§ DESCRIPTION OF THE TASK:
The reply should be a single number: the count of lines below that contain the word "photo".

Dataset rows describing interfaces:
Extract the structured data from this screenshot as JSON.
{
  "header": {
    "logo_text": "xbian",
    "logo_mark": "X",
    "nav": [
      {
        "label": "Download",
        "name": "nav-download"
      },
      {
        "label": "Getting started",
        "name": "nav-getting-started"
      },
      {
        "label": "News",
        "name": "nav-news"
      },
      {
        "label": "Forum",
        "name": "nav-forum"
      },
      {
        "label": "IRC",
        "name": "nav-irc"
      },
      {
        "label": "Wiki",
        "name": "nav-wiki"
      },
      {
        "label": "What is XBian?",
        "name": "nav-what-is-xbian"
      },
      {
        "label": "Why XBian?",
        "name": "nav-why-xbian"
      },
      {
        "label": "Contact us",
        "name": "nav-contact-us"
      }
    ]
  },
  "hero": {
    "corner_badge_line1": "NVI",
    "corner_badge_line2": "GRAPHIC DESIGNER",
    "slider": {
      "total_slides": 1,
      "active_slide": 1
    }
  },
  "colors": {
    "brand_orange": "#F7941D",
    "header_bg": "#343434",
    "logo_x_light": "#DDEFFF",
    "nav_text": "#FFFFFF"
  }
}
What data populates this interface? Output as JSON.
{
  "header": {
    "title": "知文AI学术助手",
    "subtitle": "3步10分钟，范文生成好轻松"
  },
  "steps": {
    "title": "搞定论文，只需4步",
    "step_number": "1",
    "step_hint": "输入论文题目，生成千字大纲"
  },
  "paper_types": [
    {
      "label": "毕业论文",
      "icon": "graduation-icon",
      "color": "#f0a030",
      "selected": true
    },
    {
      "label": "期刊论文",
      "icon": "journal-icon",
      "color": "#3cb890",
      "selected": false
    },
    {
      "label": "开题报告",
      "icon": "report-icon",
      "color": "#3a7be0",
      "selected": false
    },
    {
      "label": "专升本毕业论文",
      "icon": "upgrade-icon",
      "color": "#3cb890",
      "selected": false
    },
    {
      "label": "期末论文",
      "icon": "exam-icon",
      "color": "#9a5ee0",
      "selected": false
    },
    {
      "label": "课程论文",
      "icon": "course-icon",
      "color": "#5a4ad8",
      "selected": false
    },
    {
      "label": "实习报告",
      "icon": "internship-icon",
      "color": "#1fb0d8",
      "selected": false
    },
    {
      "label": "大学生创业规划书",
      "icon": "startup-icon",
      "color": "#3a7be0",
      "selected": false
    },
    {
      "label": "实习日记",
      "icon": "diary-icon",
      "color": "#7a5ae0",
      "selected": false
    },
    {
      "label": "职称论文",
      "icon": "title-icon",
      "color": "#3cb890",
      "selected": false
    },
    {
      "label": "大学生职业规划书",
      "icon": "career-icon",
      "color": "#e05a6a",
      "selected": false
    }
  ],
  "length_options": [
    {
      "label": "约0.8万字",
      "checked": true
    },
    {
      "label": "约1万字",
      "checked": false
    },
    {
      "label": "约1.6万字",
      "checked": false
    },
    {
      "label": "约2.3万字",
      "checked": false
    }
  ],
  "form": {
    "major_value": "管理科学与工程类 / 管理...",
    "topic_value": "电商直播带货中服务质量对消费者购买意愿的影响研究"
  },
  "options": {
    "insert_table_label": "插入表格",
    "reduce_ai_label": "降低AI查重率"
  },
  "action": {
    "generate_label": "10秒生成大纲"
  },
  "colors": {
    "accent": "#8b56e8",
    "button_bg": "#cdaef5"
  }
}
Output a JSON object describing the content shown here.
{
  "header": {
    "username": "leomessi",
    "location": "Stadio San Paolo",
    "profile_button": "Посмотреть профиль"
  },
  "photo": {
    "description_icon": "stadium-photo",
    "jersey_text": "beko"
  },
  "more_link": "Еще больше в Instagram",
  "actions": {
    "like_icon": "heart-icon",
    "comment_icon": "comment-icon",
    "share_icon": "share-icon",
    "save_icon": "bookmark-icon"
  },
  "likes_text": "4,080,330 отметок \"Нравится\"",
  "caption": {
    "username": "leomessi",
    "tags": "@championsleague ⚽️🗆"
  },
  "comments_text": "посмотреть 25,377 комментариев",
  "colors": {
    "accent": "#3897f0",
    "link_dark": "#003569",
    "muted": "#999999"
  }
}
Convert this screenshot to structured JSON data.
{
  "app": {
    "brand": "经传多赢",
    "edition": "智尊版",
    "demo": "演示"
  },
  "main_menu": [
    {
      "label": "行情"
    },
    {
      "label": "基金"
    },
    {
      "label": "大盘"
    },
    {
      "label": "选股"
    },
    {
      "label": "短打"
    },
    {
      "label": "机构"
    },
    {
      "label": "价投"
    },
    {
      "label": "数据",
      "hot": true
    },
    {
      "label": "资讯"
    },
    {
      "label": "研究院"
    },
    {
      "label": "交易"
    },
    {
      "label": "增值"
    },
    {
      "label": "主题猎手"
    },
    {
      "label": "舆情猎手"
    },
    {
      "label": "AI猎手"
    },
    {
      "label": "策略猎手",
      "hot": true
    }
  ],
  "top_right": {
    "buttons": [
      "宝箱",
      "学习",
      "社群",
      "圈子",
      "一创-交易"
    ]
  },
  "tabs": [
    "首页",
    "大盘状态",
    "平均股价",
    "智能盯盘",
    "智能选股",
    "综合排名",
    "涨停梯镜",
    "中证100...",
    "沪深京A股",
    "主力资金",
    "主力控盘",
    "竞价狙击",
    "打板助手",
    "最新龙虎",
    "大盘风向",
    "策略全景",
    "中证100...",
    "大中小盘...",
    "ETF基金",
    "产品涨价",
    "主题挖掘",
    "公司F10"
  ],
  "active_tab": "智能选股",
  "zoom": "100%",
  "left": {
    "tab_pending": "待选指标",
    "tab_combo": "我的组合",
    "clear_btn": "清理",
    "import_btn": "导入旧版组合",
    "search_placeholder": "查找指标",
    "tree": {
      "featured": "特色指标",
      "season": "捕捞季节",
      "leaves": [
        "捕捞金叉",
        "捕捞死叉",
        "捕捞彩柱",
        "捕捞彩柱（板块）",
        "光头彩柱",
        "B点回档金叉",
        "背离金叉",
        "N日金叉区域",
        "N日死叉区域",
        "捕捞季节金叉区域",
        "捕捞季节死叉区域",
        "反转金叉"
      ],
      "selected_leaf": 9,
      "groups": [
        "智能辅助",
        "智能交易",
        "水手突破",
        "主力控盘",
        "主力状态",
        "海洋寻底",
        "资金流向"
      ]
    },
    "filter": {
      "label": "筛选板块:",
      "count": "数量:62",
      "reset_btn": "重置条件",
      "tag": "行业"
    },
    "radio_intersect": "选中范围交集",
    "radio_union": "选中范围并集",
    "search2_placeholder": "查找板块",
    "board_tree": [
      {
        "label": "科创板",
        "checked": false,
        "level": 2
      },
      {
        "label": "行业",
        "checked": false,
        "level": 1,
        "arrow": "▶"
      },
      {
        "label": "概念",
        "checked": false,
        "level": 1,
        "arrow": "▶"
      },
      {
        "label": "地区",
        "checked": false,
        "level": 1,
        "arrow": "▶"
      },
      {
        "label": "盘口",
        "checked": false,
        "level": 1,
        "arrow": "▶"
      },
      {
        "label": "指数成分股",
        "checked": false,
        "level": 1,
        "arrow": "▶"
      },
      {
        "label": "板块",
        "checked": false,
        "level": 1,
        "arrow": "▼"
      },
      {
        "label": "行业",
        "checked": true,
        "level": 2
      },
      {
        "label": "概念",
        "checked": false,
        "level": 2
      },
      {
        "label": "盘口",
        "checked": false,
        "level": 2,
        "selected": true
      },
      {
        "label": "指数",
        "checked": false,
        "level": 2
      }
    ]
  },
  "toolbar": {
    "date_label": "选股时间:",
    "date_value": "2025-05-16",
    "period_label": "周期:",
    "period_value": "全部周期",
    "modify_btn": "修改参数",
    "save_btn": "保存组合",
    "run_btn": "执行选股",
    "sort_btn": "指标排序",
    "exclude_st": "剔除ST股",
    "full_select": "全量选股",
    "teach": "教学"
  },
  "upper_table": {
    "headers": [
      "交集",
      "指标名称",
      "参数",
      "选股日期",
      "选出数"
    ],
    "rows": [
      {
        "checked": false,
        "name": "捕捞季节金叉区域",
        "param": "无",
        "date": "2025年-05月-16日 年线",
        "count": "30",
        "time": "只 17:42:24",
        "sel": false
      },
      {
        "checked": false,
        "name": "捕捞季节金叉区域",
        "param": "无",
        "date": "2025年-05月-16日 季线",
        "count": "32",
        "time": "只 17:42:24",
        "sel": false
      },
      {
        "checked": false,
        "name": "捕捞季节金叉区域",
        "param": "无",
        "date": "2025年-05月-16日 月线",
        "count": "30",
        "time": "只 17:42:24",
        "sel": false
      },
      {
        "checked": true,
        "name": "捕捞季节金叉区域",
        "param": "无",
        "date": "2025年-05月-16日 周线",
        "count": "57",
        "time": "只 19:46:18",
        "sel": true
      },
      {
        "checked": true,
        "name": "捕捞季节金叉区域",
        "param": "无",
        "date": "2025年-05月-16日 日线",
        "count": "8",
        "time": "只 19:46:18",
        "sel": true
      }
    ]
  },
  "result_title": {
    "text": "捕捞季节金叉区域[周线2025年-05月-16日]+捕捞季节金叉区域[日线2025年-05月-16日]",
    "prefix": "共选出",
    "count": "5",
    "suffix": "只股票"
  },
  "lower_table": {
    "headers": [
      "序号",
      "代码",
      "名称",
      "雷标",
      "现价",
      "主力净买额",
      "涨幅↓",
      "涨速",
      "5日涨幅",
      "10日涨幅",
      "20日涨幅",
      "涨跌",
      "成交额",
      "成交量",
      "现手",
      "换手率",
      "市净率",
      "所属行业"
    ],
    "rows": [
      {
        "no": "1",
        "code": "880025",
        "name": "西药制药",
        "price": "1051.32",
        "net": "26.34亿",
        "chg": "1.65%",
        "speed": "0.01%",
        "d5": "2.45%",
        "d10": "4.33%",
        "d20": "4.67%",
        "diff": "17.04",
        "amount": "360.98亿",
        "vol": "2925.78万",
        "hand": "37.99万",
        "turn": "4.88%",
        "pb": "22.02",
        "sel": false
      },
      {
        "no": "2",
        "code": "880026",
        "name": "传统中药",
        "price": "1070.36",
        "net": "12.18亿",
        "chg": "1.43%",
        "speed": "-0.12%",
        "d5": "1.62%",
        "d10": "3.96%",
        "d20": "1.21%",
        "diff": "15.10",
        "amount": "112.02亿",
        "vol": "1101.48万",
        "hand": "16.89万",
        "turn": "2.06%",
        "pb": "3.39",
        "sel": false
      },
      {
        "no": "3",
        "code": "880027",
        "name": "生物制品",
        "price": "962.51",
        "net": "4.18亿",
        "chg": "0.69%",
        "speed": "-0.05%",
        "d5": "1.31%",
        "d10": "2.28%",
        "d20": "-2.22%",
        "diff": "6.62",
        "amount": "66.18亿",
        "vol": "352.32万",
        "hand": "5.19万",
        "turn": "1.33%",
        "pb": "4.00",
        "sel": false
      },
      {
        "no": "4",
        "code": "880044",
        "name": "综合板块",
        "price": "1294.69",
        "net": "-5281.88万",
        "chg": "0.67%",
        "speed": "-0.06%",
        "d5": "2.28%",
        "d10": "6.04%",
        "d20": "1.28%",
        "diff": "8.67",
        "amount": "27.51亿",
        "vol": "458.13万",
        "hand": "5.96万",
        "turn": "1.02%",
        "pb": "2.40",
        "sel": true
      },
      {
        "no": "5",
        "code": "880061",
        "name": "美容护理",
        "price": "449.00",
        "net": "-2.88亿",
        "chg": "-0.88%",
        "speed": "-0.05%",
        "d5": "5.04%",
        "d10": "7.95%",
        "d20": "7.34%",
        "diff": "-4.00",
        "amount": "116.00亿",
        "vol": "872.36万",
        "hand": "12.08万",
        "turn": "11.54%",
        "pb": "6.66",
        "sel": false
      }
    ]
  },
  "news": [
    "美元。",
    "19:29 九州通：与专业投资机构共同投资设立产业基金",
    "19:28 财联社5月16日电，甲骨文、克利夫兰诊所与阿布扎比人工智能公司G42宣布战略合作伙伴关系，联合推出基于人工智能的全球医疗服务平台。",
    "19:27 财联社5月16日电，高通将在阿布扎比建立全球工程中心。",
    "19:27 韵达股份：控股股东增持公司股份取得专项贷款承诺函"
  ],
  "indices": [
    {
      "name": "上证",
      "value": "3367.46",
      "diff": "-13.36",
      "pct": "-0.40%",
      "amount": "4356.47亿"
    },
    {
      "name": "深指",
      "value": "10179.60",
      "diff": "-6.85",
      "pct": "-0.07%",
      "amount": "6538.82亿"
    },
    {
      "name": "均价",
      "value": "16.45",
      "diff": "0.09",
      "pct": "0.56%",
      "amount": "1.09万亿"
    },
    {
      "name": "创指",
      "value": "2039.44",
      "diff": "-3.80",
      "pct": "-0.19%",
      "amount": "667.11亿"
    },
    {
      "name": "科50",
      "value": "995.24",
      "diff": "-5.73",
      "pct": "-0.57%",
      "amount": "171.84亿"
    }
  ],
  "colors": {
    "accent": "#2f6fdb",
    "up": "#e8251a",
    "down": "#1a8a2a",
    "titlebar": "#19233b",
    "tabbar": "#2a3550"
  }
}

§ RESULT OF THIS EXERCISE:
2